From the chairman of the US Nuclear Regulatory Agency:

The Congressional testimony by Gregory Jaczko, the chairman of the commission, was the first time the Obama administration had given its own assessment of the condition of the plant, apparently mixing information it had received from Japan with data it had collected independently.

Mr. Jaczko’s most startling assertion was that there was now little or no water in the pool storing spent nuclear fuel at the No. 4 reactor of the Fukushima Daiichi Nuclear Power Station, leaving fuel rods stored there exposed and bleeding radiation into the atmosphere.

As a result, he said, “We believe that radiation levels are extremely high, which could possibly impact the ability to take corrective measures.”

Well, what constitutes 'extremely high' radiation levels? I've cobbled together (from various sources) the radiation levels present around the Fukushima nuclear plant disaster. These readings span a few days, and are likely to be varying over time. In other words, this is a very imperfect sense of what's going on—but real data that we can chew on (and use to digest empty superlatives like 'extremely').

LocationRadiation Level (microsieverts per hour)
25km / 15 miles Away80
Helicopter 1000 ft above4130
Fukushima Gate10,000
Helicopter 300 ft above 87,700
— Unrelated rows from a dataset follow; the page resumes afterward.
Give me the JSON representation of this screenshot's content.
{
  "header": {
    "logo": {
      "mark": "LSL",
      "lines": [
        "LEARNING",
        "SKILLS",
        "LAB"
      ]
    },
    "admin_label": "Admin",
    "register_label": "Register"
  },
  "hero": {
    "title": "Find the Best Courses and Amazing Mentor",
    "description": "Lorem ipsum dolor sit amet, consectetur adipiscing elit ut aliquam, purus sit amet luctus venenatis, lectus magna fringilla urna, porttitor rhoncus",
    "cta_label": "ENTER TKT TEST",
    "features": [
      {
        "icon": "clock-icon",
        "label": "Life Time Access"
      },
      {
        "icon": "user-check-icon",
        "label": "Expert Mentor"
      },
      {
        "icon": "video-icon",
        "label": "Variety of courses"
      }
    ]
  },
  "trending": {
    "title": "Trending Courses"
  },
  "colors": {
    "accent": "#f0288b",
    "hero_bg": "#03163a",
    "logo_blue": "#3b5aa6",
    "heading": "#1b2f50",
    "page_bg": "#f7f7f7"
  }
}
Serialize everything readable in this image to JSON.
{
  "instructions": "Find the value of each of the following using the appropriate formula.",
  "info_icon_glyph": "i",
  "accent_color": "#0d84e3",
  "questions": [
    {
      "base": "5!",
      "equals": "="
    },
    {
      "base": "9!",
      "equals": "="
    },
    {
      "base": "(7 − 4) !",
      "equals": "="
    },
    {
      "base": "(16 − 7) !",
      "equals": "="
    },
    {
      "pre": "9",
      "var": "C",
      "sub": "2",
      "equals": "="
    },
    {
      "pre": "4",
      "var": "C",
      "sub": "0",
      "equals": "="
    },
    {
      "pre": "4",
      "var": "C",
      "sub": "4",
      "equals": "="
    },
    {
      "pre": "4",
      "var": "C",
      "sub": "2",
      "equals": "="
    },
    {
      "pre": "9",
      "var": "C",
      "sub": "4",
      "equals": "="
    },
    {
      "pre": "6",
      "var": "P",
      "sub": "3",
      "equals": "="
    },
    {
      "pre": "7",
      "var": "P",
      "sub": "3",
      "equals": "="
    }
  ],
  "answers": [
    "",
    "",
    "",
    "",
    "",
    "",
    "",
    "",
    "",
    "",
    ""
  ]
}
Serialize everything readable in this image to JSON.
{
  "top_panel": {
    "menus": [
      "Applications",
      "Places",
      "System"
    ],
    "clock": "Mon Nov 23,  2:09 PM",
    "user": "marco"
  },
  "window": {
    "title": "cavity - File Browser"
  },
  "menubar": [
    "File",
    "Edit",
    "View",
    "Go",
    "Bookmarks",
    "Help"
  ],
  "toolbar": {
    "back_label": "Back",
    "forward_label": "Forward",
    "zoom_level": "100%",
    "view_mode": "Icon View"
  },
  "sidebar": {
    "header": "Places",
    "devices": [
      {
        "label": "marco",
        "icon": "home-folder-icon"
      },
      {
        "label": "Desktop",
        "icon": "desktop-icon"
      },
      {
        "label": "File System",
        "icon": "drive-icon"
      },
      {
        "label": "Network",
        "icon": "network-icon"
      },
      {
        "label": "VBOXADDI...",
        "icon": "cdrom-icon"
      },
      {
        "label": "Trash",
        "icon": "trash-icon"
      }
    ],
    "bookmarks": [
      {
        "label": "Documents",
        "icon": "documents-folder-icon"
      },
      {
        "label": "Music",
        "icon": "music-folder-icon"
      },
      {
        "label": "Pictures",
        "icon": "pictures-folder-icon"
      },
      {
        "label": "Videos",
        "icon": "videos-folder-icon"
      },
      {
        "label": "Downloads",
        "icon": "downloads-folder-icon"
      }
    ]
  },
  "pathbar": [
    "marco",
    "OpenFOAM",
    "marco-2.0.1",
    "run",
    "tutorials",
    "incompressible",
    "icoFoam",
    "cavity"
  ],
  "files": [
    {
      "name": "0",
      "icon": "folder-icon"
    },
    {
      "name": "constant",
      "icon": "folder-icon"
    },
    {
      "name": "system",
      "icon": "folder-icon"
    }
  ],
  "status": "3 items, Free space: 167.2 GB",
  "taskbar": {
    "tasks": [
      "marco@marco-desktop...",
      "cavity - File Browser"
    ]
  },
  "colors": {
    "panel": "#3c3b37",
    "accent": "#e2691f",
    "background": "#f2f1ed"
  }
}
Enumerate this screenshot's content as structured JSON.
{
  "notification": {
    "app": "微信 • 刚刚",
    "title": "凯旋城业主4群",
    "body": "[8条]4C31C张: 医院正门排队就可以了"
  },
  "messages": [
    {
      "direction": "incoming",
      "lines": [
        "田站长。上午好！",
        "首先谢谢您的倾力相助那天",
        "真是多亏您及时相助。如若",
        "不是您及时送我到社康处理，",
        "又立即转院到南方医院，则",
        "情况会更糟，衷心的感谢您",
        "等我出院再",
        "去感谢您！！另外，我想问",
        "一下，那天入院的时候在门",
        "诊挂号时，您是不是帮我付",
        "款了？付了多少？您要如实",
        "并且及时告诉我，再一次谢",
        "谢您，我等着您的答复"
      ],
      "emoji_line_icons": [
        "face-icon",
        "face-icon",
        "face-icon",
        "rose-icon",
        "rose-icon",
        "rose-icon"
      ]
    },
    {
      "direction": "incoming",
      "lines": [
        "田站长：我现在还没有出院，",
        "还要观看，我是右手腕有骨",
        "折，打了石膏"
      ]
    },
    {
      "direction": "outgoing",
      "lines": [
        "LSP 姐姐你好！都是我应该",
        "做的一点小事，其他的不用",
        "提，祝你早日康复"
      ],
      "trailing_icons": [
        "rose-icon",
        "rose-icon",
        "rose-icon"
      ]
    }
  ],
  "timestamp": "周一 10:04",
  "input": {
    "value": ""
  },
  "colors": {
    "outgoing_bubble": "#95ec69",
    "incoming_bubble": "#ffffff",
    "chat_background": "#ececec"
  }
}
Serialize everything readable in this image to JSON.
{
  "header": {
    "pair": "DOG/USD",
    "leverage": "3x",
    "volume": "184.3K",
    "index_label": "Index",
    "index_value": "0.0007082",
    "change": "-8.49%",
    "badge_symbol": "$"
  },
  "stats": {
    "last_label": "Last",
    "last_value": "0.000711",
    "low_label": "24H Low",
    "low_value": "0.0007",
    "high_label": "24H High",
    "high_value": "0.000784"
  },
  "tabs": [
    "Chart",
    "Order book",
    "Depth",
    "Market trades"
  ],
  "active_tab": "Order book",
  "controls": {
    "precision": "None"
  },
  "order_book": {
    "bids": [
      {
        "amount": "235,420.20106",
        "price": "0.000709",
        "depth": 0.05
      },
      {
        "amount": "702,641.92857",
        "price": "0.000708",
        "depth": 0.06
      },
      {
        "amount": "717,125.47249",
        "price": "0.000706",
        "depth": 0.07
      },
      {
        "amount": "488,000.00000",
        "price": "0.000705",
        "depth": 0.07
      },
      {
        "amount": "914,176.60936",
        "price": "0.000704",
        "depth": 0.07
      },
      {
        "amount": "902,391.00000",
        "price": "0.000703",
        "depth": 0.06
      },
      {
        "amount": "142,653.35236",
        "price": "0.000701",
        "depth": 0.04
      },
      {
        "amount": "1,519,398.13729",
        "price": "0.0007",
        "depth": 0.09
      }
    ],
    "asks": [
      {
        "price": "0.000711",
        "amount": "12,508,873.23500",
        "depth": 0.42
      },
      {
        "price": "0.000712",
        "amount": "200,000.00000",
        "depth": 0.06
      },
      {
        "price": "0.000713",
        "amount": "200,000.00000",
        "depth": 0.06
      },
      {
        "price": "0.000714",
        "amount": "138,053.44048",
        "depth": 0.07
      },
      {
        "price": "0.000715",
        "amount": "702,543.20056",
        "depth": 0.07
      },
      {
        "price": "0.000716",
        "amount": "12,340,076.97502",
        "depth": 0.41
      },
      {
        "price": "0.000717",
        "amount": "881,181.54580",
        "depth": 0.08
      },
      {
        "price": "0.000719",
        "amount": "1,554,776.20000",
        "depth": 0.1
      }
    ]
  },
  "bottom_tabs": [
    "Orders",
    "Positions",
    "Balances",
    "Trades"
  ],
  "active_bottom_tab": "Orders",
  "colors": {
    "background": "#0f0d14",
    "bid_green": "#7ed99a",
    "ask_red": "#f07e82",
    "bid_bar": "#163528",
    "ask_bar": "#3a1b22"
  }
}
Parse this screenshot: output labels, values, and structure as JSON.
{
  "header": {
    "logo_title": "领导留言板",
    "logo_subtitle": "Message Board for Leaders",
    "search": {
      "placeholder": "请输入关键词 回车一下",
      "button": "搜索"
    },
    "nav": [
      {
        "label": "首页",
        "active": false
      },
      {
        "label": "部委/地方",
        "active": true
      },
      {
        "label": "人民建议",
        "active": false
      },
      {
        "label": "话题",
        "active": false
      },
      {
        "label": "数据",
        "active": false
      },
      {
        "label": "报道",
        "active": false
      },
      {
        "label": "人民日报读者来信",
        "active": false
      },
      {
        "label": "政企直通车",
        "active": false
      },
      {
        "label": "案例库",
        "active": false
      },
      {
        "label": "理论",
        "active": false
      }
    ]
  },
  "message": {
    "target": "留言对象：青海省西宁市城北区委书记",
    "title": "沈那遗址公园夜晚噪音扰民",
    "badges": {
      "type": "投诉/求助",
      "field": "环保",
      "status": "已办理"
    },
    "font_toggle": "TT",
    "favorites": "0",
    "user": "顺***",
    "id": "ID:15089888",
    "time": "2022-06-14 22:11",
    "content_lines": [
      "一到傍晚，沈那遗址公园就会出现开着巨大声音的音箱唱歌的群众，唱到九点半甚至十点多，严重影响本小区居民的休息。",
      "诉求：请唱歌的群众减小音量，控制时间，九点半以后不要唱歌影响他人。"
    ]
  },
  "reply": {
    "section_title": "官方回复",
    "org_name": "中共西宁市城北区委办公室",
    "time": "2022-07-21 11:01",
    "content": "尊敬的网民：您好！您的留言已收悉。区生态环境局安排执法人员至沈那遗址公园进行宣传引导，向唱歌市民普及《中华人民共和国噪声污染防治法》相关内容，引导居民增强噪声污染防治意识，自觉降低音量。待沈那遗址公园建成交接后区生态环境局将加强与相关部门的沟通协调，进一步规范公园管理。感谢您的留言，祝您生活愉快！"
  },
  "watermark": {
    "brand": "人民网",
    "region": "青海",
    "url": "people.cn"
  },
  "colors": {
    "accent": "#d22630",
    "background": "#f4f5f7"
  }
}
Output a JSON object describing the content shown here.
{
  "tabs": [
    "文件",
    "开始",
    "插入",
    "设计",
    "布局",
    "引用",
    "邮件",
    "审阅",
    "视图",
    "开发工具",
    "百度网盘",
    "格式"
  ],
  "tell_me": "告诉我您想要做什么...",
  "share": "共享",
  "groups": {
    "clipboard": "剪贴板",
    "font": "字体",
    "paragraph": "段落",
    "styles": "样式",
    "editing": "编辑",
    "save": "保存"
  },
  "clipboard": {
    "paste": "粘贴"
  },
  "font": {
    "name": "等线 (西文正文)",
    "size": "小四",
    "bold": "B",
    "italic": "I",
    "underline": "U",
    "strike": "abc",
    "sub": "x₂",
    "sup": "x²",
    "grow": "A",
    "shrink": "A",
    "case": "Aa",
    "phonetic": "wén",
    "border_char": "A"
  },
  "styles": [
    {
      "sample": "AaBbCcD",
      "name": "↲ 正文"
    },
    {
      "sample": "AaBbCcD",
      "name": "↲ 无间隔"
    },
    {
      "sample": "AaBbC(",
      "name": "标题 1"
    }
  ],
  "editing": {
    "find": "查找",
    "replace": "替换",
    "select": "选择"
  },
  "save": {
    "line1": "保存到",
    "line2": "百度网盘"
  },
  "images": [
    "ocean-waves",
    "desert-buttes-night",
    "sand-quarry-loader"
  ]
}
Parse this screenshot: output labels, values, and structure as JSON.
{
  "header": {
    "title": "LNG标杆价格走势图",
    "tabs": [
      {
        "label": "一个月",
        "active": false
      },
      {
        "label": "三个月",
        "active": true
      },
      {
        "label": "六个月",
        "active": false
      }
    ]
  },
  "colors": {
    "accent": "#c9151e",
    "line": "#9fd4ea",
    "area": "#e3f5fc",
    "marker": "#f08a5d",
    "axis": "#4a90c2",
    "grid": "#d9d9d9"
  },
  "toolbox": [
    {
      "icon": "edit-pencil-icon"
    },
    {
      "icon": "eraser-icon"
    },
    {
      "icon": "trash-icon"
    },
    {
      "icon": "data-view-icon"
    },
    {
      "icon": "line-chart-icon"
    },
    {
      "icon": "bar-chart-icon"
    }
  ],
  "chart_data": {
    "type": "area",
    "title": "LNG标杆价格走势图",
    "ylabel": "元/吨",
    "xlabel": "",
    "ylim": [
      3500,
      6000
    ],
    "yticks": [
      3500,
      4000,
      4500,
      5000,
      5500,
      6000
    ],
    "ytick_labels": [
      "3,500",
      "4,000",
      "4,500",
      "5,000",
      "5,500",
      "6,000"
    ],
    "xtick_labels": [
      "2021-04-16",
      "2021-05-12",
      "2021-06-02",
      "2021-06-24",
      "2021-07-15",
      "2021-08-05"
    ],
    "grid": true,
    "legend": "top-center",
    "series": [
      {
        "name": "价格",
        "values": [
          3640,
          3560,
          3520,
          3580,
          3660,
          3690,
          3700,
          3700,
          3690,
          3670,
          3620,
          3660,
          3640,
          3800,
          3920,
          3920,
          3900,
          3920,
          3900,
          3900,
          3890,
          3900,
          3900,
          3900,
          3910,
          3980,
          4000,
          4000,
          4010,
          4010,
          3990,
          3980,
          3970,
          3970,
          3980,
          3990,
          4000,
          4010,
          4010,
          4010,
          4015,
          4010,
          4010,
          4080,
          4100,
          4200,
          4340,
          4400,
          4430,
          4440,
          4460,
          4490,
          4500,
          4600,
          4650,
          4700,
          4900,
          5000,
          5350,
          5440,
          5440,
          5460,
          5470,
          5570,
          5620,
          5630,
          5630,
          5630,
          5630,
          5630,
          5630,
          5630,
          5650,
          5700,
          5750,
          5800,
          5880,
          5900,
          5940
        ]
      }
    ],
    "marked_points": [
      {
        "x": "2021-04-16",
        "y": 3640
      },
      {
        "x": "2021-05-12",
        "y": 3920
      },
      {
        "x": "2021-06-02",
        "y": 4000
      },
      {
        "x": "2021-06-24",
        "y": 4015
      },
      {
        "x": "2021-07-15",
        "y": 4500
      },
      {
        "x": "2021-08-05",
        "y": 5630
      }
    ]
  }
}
The levels of radiation have a huge range—reflecting a geometric decrease in radiation levels as one gains distance from the sources of gamma radiation at the plant. Micro-sieverts aren't a particularly intuitive unit of measure. So, what I've done next is use a table of radiation doses, and their known health effects to help us make practical sense of what these numbers mean. I am only considering here the acute effects of radiation exposure, not the long-term concequences (like increased cancer risk). Nor am I considering the unique biological effects of some of the released isotopes (like radioactive Iodine). I am only considering here the health effects of the high energy (gamma and x-ray) radiation being emitted from the plant.

For this sort of radiation injury, the health effects occur after a certain cumulative threshold of radiation exposure. Putting it more simply, the radiation comes at a certain rate per hour (how fast the faucet is running); the problems come when a certain volume of radiation is absorbed (buckets of various sizes are filled).

First, my health risk table:

Health effectDose of radiation (in Sieverts)
Eye Injury0.2
Sterilization (male)0.3
Nausea / Vomiting1
Bone Marrow Suppression2
Sterilization (Female, Temporary)3
Bone Marrow Ablation (Permanent)7
Loss of gut integrity10
Fatal Brain injury20

In bold are radiation doses (and health effects) considered to be fatal.

Now, let's blend the two tables, calculating how many days would one have to spend at one of these places around the damaged nuclear plant in order to receive a radiation dose sufficient to cause each of these health effects:

Days to Injury (Hours) [Years]Tokyo15 miles AwayHelicopter 1000 ft aboveFukushima GateHelicopter 300 ft above
Eye Injury[158 yrs] (2.3h)
Sterilization (male)[238 yrs] (3.4h)
Nausea / Vomiting[792 yrs]520.810.14.20.5 (11.4h)
Bone Marrow Suppression[1584 yrs]1041.720.28.31.0 (22.8h)
Sterilization (Female, Temporary)[2377 yrs]1562.530.312.51.4 (34.2h)
Bone Marrow Ablation (Permanent)[5545 yrs]3645.870.629.23.3 (79.8h)
Loss of gut integrity[7922 yrs]5208.3100.941.74.8 (114h)
Fatal Brain injury[15844 yrs]10417201.883.39.5 (228h)

(For the highest recorded radiation levels—in the helicopter only 300 feet above the reactor—I've included the time of exposure necessary for a health effect in hours as well, as days are too long of a measure. Likewise, for Tokyo—where values have hovered around twice the level of background radiation, days is an absurd measure; instead I've calculated in years.)

So, when the NRC chairman says 'impact the ability to take corrective measures', this is what he means. Again, the pilots and the Fukushima Fifty—deserve our deepest respect for accepting these risks.

Updated in the AM:
A bit more information has been released, the radiation doses absorbed by the helicopter pilots on a mission:

The choppers actually did so at a height of less than 300 feet, but their 10 crew members suffered no health problems with less than 60 millisievert [0.06 Sv] aof radiation measured from them after decontamination, against 100 millisievert [0.1 Sv] to which they can be exposed in an emergency mission, SDF generals said.

The limit of 0.1 Sv seems to reflect the risk of corneal damage starting roughly at that point. Remember, these are lifetime, cumulative dose thresholds, for the given health effects. These pilots have to be cautious for the rest of their lives about radiation exposure—including medical imaging exposures, primarily CT scans.